Exec Briefing: Merger and Mexico focus in low key Depot webcast

Analysts' questions largely focused on the future of Office Depot's operations in Mexico and the proposed merger with OfficeMax during the first quarter earnings conference call.

Analysts’ questions largely focused on the future of Office Depot’s operations in Mexico and the proposed merger with OfficeMax during yesterday’s first quarter earnings conference call.

Depot’s prepared remarks mainly covered the contents of the first quarter results announcement and there was little extra of note, except perhaps the presence of Juan Guerrero, SVP of North American Retail (NAR), on an earnings call for the first time.

Despite assertions that Depot will continue to compete aggressively with OfficeMax in the marketplace and that it will be continuing with its strategic initiatives, I got the feeling listening to the call that Depot is very much in merger preparation mode. There was a lot of playing up of Depot’s performance in spite of lower-than-expected sales and profits and a seeming lack of urgency about the need to turn things around.

CFO Mike Newman said that capital expenditures this year would be up to $30 million lower than previously forecast as the company becomes "more prudent across the board on basically all of our CapEx allocations as we look at the potential merger". He also slipped in a comment about up to $70 million in restructuring costs in 2013, only about a third of which had been previously announced, so it sounds as though Depot is planning on increasing the number of layoffs in the lead up to the merger.

Newman, along with ‘Max counterpart Bruce Besanko, is heading a merger integration team that is looking to identify up to $600 million in operating synergies. Some of this will come from negotiating better terms with vendors – Depot has already met with its top few hundred vendors and believes it will get the post-merger pricing synergies it’s after – but a significant amount is sure to come from headcount reductions, although CEO Neil Austrian stated that the salesforce would not be a good place to start. Morale in the field is supposedly "very good".

Austrian was cautious in his comments about the merger with the Federal Trade Commission (FTC) taking a closer look at the deal, but still said he expected the transaction to close by the end of the year "based on what we know today".

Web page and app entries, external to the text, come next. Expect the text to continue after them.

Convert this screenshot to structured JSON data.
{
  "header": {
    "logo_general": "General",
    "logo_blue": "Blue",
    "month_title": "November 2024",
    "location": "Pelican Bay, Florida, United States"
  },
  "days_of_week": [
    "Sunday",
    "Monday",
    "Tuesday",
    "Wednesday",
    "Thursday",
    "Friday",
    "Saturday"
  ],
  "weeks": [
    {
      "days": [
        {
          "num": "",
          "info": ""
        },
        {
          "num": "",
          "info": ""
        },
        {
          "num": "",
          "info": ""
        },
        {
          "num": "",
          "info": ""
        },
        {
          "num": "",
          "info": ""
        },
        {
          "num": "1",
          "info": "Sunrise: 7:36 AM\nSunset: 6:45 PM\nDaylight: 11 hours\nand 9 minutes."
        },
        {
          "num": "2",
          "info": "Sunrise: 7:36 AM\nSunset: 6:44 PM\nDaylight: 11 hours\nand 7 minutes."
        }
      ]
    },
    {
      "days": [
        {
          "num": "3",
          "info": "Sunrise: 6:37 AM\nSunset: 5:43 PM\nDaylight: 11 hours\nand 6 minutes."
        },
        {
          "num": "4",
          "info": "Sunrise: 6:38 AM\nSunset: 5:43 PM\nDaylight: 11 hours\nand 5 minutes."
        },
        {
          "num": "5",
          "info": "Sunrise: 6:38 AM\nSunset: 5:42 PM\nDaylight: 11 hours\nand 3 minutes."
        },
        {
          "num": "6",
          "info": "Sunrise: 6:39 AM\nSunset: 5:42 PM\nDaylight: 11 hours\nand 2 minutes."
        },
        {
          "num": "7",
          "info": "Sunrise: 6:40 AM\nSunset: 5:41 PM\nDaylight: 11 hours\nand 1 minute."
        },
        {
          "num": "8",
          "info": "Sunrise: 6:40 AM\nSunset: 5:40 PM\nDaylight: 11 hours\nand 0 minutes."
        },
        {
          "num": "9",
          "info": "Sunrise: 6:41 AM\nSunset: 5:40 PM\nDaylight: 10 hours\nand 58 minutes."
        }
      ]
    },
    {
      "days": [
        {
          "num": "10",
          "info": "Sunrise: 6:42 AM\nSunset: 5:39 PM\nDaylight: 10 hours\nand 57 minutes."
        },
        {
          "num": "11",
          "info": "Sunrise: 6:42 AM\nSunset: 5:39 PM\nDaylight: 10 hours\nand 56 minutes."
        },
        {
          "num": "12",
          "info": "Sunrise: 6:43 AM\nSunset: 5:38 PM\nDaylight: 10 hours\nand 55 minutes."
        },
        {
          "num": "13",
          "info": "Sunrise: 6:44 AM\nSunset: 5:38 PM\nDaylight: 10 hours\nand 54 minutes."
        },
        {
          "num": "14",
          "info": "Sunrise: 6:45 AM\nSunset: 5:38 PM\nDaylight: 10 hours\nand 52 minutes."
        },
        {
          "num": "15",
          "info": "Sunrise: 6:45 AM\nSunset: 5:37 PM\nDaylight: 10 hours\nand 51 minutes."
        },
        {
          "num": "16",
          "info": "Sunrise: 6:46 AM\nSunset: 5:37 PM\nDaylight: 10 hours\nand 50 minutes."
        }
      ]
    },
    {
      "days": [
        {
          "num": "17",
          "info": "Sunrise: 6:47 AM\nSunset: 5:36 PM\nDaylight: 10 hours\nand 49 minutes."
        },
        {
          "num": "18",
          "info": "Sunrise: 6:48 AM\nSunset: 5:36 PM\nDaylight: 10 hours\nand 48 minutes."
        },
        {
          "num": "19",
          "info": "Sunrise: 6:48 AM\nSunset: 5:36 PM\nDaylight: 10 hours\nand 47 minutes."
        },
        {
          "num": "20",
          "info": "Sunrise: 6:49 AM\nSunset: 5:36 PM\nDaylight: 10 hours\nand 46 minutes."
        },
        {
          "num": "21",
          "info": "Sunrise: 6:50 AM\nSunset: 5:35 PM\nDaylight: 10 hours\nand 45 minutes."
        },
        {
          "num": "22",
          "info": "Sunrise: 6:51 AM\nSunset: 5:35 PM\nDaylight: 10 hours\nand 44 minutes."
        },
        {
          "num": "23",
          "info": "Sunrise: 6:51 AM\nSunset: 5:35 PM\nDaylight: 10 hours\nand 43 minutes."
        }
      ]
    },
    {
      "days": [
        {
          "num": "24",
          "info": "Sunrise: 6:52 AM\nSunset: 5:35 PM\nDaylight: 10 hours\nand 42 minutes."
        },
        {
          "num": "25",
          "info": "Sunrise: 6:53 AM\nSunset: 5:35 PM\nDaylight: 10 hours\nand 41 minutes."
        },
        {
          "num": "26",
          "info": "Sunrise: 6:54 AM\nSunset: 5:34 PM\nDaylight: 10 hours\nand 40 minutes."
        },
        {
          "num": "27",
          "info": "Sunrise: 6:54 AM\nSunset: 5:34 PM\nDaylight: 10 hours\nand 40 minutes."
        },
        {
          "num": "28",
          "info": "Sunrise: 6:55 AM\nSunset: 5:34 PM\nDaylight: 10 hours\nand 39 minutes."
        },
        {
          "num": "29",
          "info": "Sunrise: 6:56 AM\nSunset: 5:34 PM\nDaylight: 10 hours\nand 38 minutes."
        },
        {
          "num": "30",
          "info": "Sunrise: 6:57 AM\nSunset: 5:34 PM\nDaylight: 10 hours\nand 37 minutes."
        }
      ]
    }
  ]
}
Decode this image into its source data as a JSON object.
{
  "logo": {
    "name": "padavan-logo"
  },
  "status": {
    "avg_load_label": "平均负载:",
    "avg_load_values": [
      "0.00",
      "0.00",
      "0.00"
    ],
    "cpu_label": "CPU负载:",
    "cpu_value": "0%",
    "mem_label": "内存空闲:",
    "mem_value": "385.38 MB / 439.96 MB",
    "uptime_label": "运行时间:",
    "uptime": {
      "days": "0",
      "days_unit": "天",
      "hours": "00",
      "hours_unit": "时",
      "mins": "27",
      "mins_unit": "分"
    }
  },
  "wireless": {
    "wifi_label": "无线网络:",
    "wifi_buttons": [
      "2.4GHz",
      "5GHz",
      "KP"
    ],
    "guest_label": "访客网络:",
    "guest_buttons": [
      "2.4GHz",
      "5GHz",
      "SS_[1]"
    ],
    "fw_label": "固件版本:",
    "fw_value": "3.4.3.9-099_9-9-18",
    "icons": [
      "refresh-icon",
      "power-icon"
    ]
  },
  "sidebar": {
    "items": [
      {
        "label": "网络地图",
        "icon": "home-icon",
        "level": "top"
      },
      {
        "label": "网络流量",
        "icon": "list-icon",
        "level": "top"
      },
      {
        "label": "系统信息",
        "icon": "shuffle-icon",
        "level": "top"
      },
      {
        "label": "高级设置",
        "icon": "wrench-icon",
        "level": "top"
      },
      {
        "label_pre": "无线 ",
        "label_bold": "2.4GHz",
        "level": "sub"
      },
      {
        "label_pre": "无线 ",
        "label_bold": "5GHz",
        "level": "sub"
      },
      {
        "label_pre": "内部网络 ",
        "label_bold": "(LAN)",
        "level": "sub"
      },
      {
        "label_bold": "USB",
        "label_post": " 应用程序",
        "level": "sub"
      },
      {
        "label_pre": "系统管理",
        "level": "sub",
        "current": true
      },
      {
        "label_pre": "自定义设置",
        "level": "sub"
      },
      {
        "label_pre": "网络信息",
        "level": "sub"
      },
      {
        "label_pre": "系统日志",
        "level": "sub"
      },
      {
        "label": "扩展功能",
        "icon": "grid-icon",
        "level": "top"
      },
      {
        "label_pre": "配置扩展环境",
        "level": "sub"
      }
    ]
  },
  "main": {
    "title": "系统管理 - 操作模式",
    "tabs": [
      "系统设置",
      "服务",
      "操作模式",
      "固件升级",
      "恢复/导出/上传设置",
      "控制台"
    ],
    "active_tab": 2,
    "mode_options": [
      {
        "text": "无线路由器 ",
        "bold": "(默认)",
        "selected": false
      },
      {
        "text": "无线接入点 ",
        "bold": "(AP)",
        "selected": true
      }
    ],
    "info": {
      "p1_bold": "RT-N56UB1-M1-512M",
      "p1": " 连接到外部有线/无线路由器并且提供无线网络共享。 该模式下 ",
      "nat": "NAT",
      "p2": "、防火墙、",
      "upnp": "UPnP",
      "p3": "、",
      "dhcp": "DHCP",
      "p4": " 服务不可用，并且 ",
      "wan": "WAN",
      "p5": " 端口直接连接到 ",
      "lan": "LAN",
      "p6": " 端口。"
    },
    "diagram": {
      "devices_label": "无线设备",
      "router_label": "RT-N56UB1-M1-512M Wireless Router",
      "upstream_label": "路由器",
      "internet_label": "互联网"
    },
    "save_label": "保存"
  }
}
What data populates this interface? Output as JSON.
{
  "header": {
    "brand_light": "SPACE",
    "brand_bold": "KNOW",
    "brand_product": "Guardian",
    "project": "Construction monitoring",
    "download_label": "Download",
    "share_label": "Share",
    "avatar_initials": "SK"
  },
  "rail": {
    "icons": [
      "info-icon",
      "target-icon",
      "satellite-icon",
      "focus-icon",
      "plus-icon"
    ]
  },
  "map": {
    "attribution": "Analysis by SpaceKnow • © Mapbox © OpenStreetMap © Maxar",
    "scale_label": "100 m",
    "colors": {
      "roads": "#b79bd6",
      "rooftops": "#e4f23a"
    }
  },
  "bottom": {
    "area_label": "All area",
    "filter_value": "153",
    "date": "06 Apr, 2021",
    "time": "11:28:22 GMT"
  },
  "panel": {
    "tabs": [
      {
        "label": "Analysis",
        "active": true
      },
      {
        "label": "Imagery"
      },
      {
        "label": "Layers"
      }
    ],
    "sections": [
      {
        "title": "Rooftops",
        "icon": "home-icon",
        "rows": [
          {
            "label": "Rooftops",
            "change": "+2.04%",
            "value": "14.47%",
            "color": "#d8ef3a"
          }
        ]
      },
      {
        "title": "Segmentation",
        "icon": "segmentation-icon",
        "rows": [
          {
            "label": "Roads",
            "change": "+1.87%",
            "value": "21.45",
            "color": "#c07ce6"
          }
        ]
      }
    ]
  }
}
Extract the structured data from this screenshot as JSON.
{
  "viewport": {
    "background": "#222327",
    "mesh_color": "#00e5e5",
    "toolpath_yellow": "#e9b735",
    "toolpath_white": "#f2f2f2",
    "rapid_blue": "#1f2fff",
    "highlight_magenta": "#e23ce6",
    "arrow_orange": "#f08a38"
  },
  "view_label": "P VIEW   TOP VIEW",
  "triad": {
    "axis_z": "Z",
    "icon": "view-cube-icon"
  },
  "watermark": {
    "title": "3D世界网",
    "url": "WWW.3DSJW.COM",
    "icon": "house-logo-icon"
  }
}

The other main point of interest for the analysts on the call was the future of Office Depot’s joint venture operations in Mexico. Depot’s partner Gigante made an offer to buy Depot out of the joint venture earlier this year and an offer is still on the table despite the passing of a number of deadlines. However, since the signing of the merger agreement with OfficeMax, Depot now needs ‘Max’s approval to sell off major assets such as the Mexican business.

‘Max is taking a close look at this transaction and Austrian said that he was "hopeful" that there would be a resolution in the near future, so it looks as if it’s a question of when, not if, the Mexican business is sold. It’s not yet clear what the implications will be on the Depot/’Max merger; assuming the proceeds from Mexico go entirely to Depot’s current shareholders, there may be some kind of adjustment to the merger terms.

Actually, Office Depot de Mexico’s performance was pretty flat in the first quarter. Sales were $288 million and net income was $15 million, compared to Q1 2012 sales of $285 million and net income of $17 million, although comparable and local currency figures were not given. Depot’s International President Steve Schmidt said that the Mexican market was seeing similar trends to the US in terms of a shift from PCs to tablets.

I spoke to some leading figures in the Mexican OP industry last week and they confirmed that the market was relatively stable at the moment. There was a ‘wait and see’ attitude about the Depot/’Max merger, but a suggestion that the sell-off to Gigante was being made for financial reasons and not due to potential competition issues if Depot and ‘Max were to merge in the US.

Both Depot and ‘Max’s share prices were up by over 4% yesterday following the release of Depot’s Q1 results. That’s probably due to positive signals about the merger and the Mexico sell-off rather than the actual results, although the market may also have been encouraged by comments about an uptick in business at the end of the quarter.

We’ll see if there are similar messages from ‘Max when it reports its Q1 results next week.